A good  history about the so called "Laurie list". There is a commission to study implementing a Laurie list set for a final meeting on October 7, 2015. As stated in this article there is no statewide list and each prosecutor is tasked with keeping track of police with issues affecting credibility. 


Thursday, September 24, 2015

ACLU Report Exposes Debtors’ Prison Practices in New Hampshire

 A debtors' prison is a prison for people who are unable to pay debt. Through the mid 19th century, debtors' prisons (usually similar in form to locked workhouses) were a common way to deal with unpaid debt in Western Europe.  Sadly this practice has been ongoing in modern NH Courts.  The ACLU has issued a report detailing the costs, unconstitutional nature and exposed the unfairness of this practice.  Our justice system cannot tolerate these rogue judges' actions.

ACLU report:
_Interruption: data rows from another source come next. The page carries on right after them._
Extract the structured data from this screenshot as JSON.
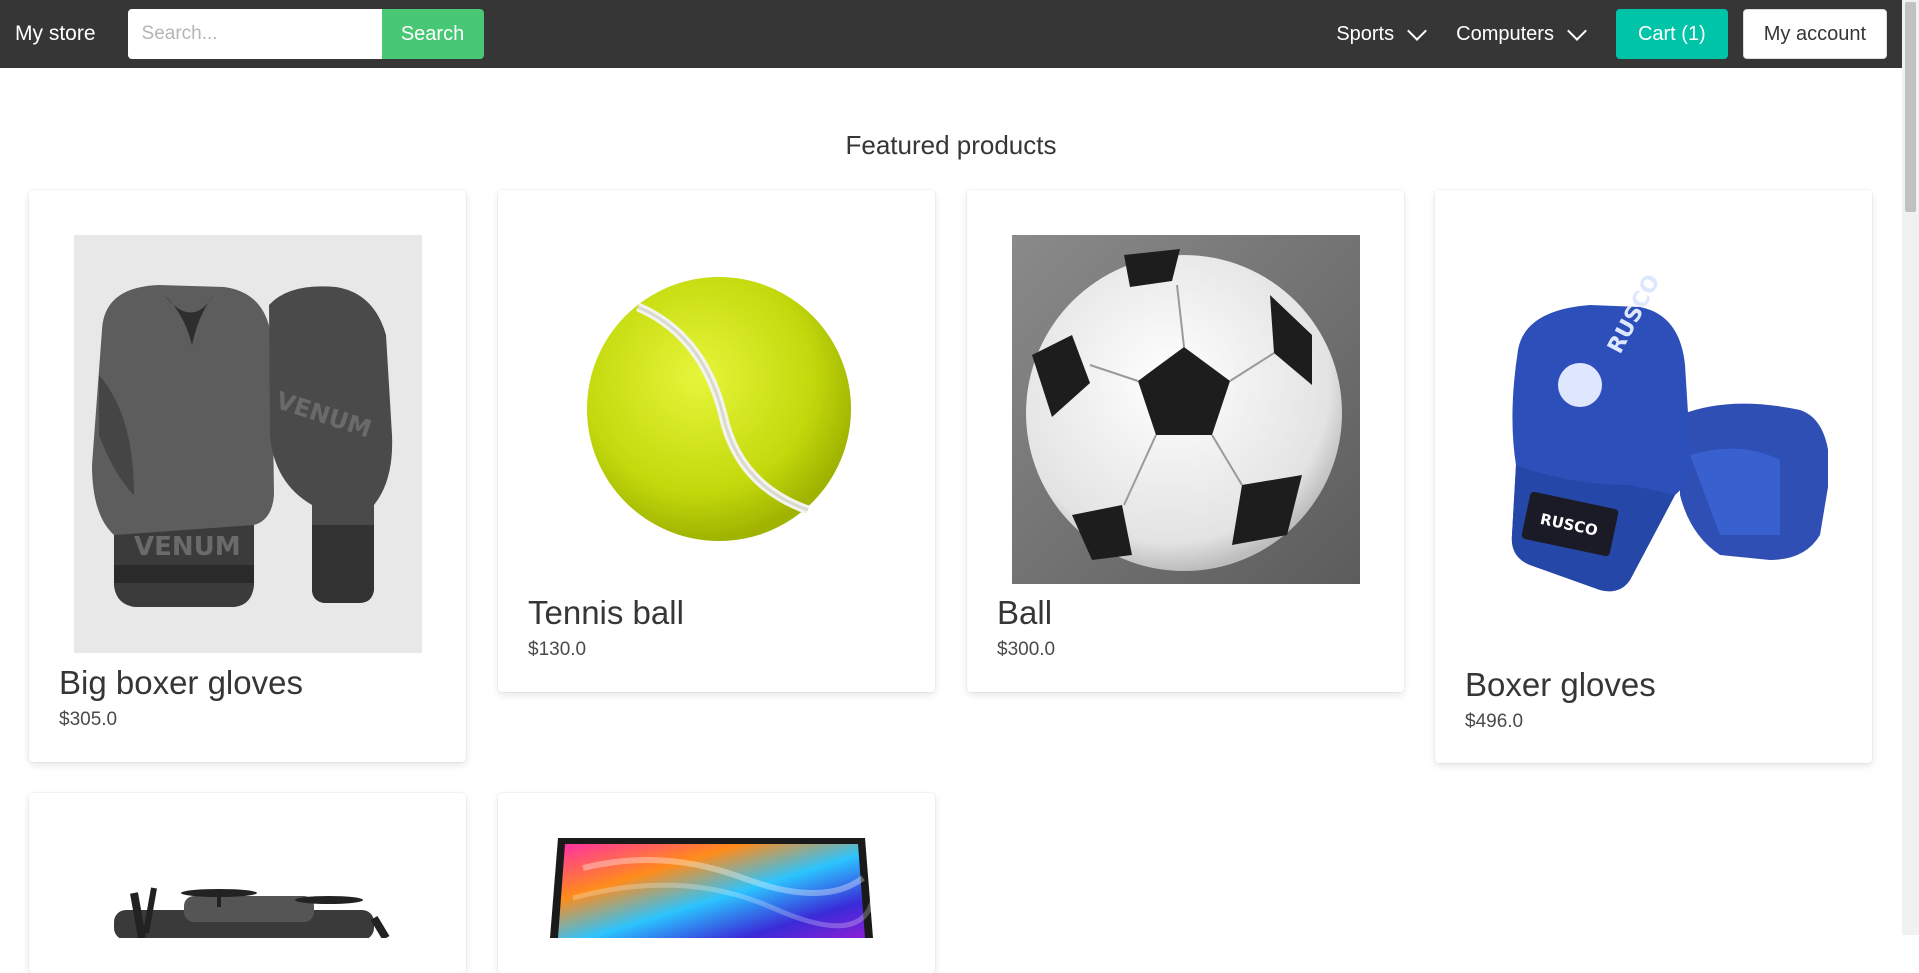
{
  "navbar": {
    "brand": "My store",
    "search_placeholder": "Search...",
    "search_button": "Search",
    "menu": [
      {
        "label": "Sports"
      },
      {
        "label": "Computers"
      }
    ],
    "cart_label": "Cart (1)",
    "account_label": "My account",
    "colors": {
      "bar": "#363636",
      "search_button": "#48c774",
      "cart_button": "#00c4a7"
    }
  },
  "main": {
    "heading": "Featured products",
    "products": [
      {
        "name": "Big boxer gloves",
        "price": "$305.0",
        "image": "black-grey-boxing-gloves-image"
      },
      {
        "name": "Tennis ball",
        "price": "$130.0",
        "image": "tennis-ball-image"
      },
      {
        "name": "Ball",
        "price": "$300.0",
        "image": "soccer-ball-image"
      },
      {
        "name": "Boxer gloves",
        "price": "$496.0",
        "image": "blue-boxing-gloves-image"
      },
      {
        "name": "",
        "price": "",
        "image": "drone-image"
      },
      {
        "name": "",
        "price": "",
        "image": "laptop-image"
      }
    ]
  }
}
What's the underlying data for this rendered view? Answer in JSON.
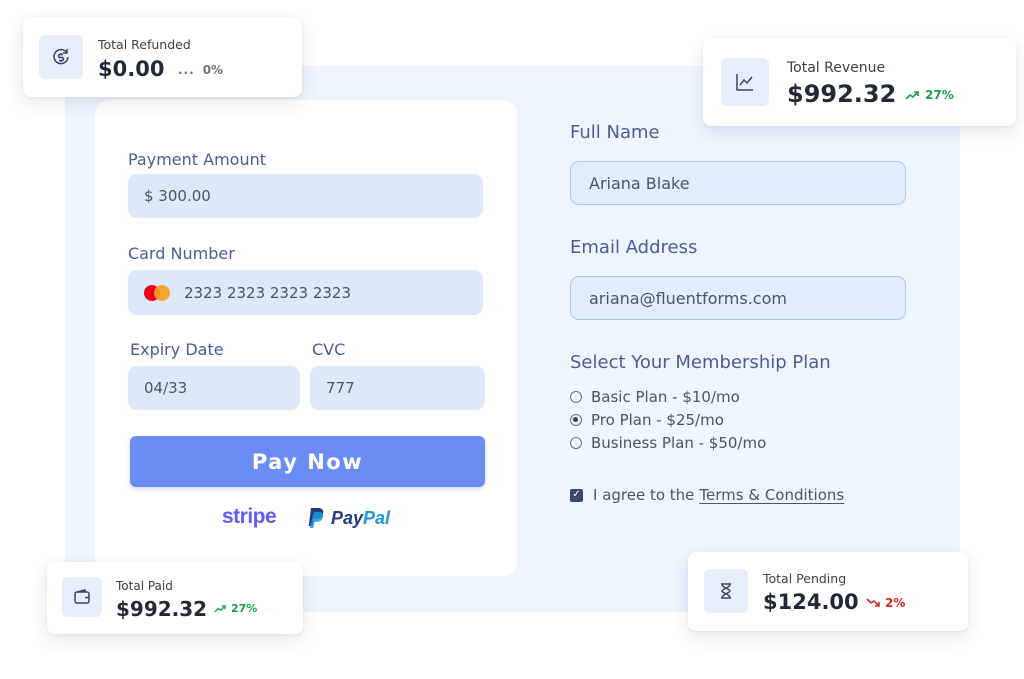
{
  "payment_form": {
    "amount_label": "Payment Amount",
    "amount_value": "$ 300.00",
    "card_label": "Card Number",
    "card_value": "2323 2323 2323 2323",
    "expiry_label": "Expiry Date",
    "expiry_value": "04/33",
    "cvc_label": "CVC",
    "cvc_value": "777",
    "pay_button": "Pay Now",
    "stripe_text": "stripe",
    "paypal_pay": "Pay",
    "paypal_pal": "Pal"
  },
  "details_form": {
    "name_label": "Full Name",
    "name_value": "Ariana Blake",
    "email_label": "Email Address",
    "email_value": "ariana@fluentforms.com",
    "plan_label": "Select Your Membership Plan",
    "plans": [
      {
        "label": "Basic Plan - $10/mo",
        "selected": false
      },
      {
        "label": "Pro Plan - $25/mo",
        "selected": true
      },
      {
        "label": "Business Plan - $50/mo",
        "selected": false
      }
    ],
    "agree_text": "I agree to the",
    "terms_text": "Terms & Conditions",
    "agree_checked": true
  },
  "stats": {
    "refunded": {
      "label": "Total Refunded",
      "value": "$0.00",
      "trend": "0%",
      "trend_dir": "neutral",
      "icon": "refund-dollar-icon"
    },
    "revenue": {
      "label": "Total Revenue",
      "value": "$992.32",
      "trend": "27%",
      "trend_dir": "up",
      "icon": "line-chart-icon"
    },
    "paid": {
      "label": "Total Paid",
      "value": "$992.32",
      "trend": "27%",
      "trend_dir": "up",
      "icon": "wallet-icon"
    },
    "pending": {
      "label": "Total Pending",
      "value": "$124.00",
      "trend": "2%",
      "trend_dir": "down",
      "icon": "hourglass-icon"
    }
  },
  "colors": {
    "button": "#6b8cf5",
    "panel_bg": "#eef5fe",
    "input_bg": "#dde9fa",
    "trend_up": "#16a34a",
    "trend_down": "#dc2626"
  }
}
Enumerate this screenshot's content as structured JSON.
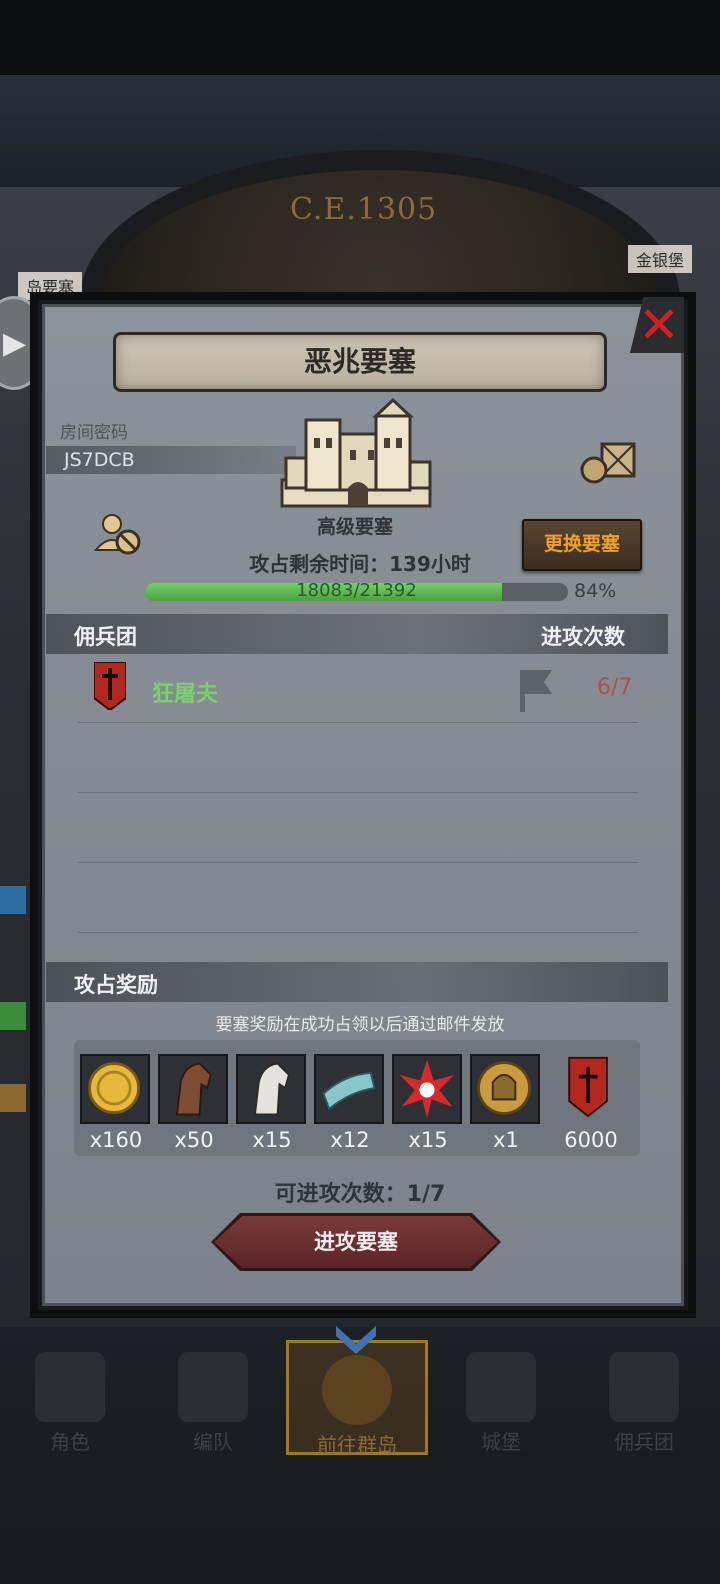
{
  "background": {
    "era": "C.E.1305",
    "map_tags": [
      "岛要塞",
      "金银堡"
    ]
  },
  "dialog": {
    "title": "恶兆要塞",
    "room_label": "房间密码",
    "room_code": "JS7DCB",
    "fortress_name": "高级要塞",
    "change_button": "更换要塞",
    "time_remaining": "攻占剩余时间：139小时",
    "progress": {
      "current_text": "18083/21392",
      "percent_text": "84%",
      "fraction": 0.845
    },
    "merc_header": {
      "title": "佣兵团",
      "attack_count_label": "进攻次数"
    },
    "mercenaries": [
      {
        "name": "狂屠夫",
        "count": "6/7"
      }
    ],
    "reward_header": "攻占奖励",
    "reward_note": "要塞奖励在成功占领以后通过邮件发放",
    "rewards": [
      {
        "icon": "gold-coin-icon",
        "qty": "x160"
      },
      {
        "icon": "brown-horse-icon",
        "qty": "x50"
      },
      {
        "icon": "white-horse-icon",
        "qty": "x15"
      },
      {
        "icon": "cloth-icon",
        "qty": "x12"
      },
      {
        "icon": "red-star-icon",
        "qty": "x15"
      },
      {
        "icon": "knight-helmet-coin-icon",
        "qty": "x1"
      },
      {
        "icon": "guild-banner-icon",
        "qty": "6000"
      }
    ],
    "attempts": "可进攻次数：1/7",
    "attack_button": "进攻要塞"
  },
  "bottom_nav": [
    {
      "label": "角色"
    },
    {
      "label": "编队"
    },
    {
      "label": "前往群岛",
      "active": true
    },
    {
      "label": "城堡"
    },
    {
      "label": "佣兵团"
    }
  ],
  "colors": {
    "accent_orange": "#f0a024",
    "merc_green": "#7ad26c",
    "count_red": "#b0504e",
    "close_red": "#d21f1f"
  }
}
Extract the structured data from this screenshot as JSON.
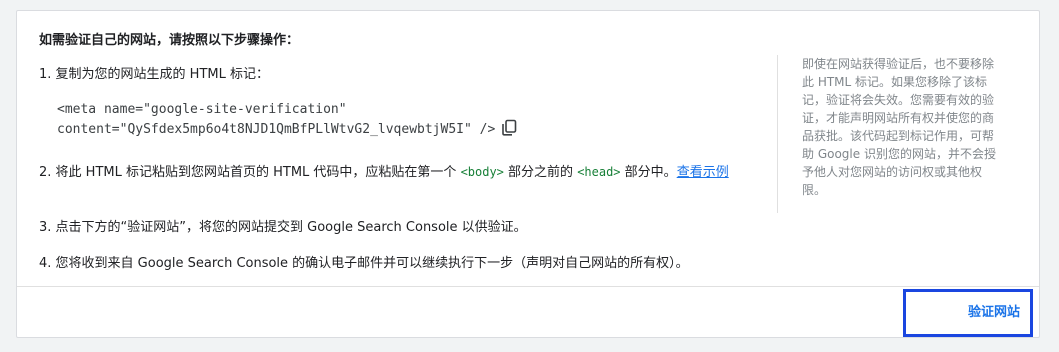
{
  "heading": "如需验证自己的网站，请按照以下步骤操作：",
  "step1": {
    "text": "1. 复制为您的网站生成的 HTML 标记：",
    "code_line1": "<meta name=\"google-site-verification\"",
    "code_line2": "content=\"QySfdex5mp6o4t8NJD1QmBfPLlWtvG2_lvqewbtjW5I\" />",
    "copy_icon": "copy-icon"
  },
  "step2": {
    "part1": "2. 将此 HTML 标记粘贴到您网站首页的 HTML 代码中，应粘贴在第一个 ",
    "tag_body": "<body>",
    "part2": " 部分之前的 ",
    "tag_head": "<head>",
    "part3": " 部分中。",
    "link": "查看示例"
  },
  "step3": "3. 点击下方的“验证网站”，将您的网站提交到 Google Search Console 以供验证。",
  "step4": "4. 您将收到来自 Google Search Console 的确认电子邮件并可以继续执行下一步（声明对自己网站的所有权）。",
  "sidebar_note": "即使在网站获得验证后，也不要移除此 HTML 标记。如果您移除了该标记，验证将会失效。您需要有效的验证，才能声明网站所有权并使您的商品获批。该代码起到标记作用，可帮助 Google 识别您的网站，并不会授予他人对您网站的访问权或其他权限。",
  "verify_button": "验证网站",
  "colors": {
    "link": "#1a73e8",
    "code_tag": "#188038",
    "focus_border": "#1a46e0"
  }
}
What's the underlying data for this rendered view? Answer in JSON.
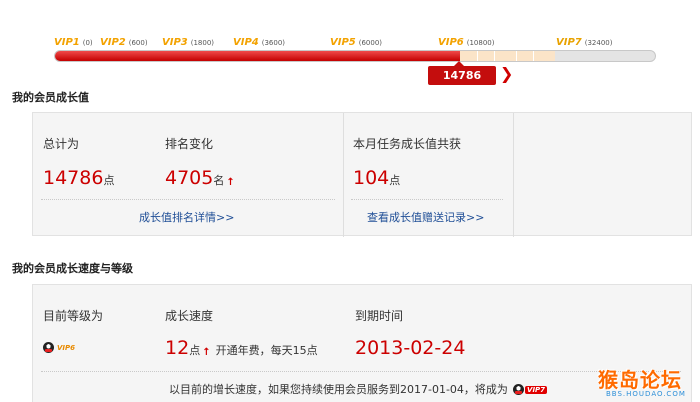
{
  "progress": {
    "levels": [
      {
        "name": "VIP1",
        "value": "(0)"
      },
      {
        "name": "VIP2",
        "value": "(600)"
      },
      {
        "name": "VIP3",
        "value": "(1800)"
      },
      {
        "name": "VIP4",
        "value": "(3600)"
      },
      {
        "name": "VIP5",
        "value": "(6000)"
      },
      {
        "name": "VIP6",
        "value": "(10800)"
      },
      {
        "name": "VIP7",
        "value": "(32400)"
      }
    ],
    "current_value": "14786",
    "fill_fraction": 0.673,
    "colors": {
      "fill": "#cc0000",
      "pending": "#fbe4c8",
      "empty": "#e4e4e4",
      "level_label": "#f3a200"
    }
  },
  "growth_value": {
    "section_title": "我的会员成长值",
    "total_label": "总计为",
    "total_value": "14786",
    "total_unit": "点",
    "rank_label": "排名变化",
    "rank_value": "4705",
    "rank_unit": "名",
    "rank_trend_icon": "up-arrow-icon",
    "monthly_label": "本月任务成长值共获",
    "monthly_value": "104",
    "monthly_unit": "点",
    "rank_detail_link": "成长值排名详情>>",
    "gift_record_link": "查看成长值赠送记录>>"
  },
  "growth_speed": {
    "section_title": "我的会员成长速度与等级",
    "level_label": "目前等级为",
    "level_badge": "VIP6",
    "speed_label": "成长速度",
    "speed_value": "12",
    "speed_unit": "点",
    "speed_note": "开通年费，每天15点",
    "expiry_label": "到期时间",
    "expiry_value": "2013-02-24",
    "forecast_text": "以目前的增长速度，如果您持续使用会员服务到2017-01-04，将成为",
    "forecast_badge": "VIP7"
  },
  "watermark": {
    "main": "猴岛论坛",
    "sub": "BBS.HOUDAO.COM"
  }
}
CONCORD – The U.S. Constitution and New Hampshire state law prohibit courts from jailing people for being too poor to pay their legal fines, but local courts throughout New Hampshire are doing it anyway. The ACLU of New Hampshire (“ACLU-NH”) today released Debtors’ Prisons in New HampshireDebtors' Prisons IN New Hampshire, a report that chronicles a year-long investigation into New Hampshire’s debtors’ prison practices.
This investigation was initiated after the ACLU-NH handled three cases in 2014 where two Superior Court Judges and the New Hampshire Supreme Court granted relief to three indigent individuals—Alejandra Corro, Richard Vaughan, and Dennis Suprenant—who were (or were going to be) illegally jailed by circuit courts due to their inability to pay fines. These cases, which are described in the “Personal Stories” section of the report, show that debtors’ prison practices can counterproductively lead to termination of an individual’s new employment, impede ongoing efforts of that individual to gain employment, and prevent struggling parents from caring for their infant children.
“Being poor is not a crime in this country,” said Devon Chaffee, Executive Director of the ACLU-NH. “Incarcerating people who cannot afford to pay fines is both unconstitutional and cruel. It takes a tremendous toll on precisely those families already struggling the most.”
The law requires that courts hold hearings to determine defendants’ financial status before jailing them for failure to pay fines, and defendants must be provided with lawyers for these hearings. If a defendant cannot pay, the court must explore options other than jail.
“Supreme Court precedent and New Hampshire law make clear that local courts and jails should not function as debtors’ prisons,” said Albert E. Scherr, a Professor of Law at the University of New Hampshire School of Law and Chairman of the ACLU-NH Board of Directors. “Yet circuit courts in New Hampshire routinely jail people without making any attempt whatsoever to determine whether they can afford to pay their fines.”
Beyond its clear illegality, debtors’ prison practices make no financial sense since the government spends more to jail defendants than it ever recovers in fines. As the report explains, it costs New Hampshire’s county jails approximately $110 per day to house an individual, yet an individual serves off a fine at a rate of $50 per day. This $50 per day amount will never be paid back to the government once that time is served. Based on the data received and this $110 per day cost, the report concludes that the total costs of these practices to taxpayers statewide can be reasonably approximated to $166,870 in 2013 to address an estimated $75,850 in unpaid fines that were ultimately never collected.
“Not only are these courts violating the law, they are actually causing the government to lose money doing it,” said Gilles Bissonnette, Legal Director of the ACLU-NH. “As the report demonstrates, in jailing people who are unable to pay fines, the government is spending more money than the individual owed in the first place.”
“These practices are legally prohibited, morally questionable, and financially unsound. Nevertheless, they appear to be alive and well in New Hampshire,” added Bissonnette.

September 23, 2015 Tagged with: ,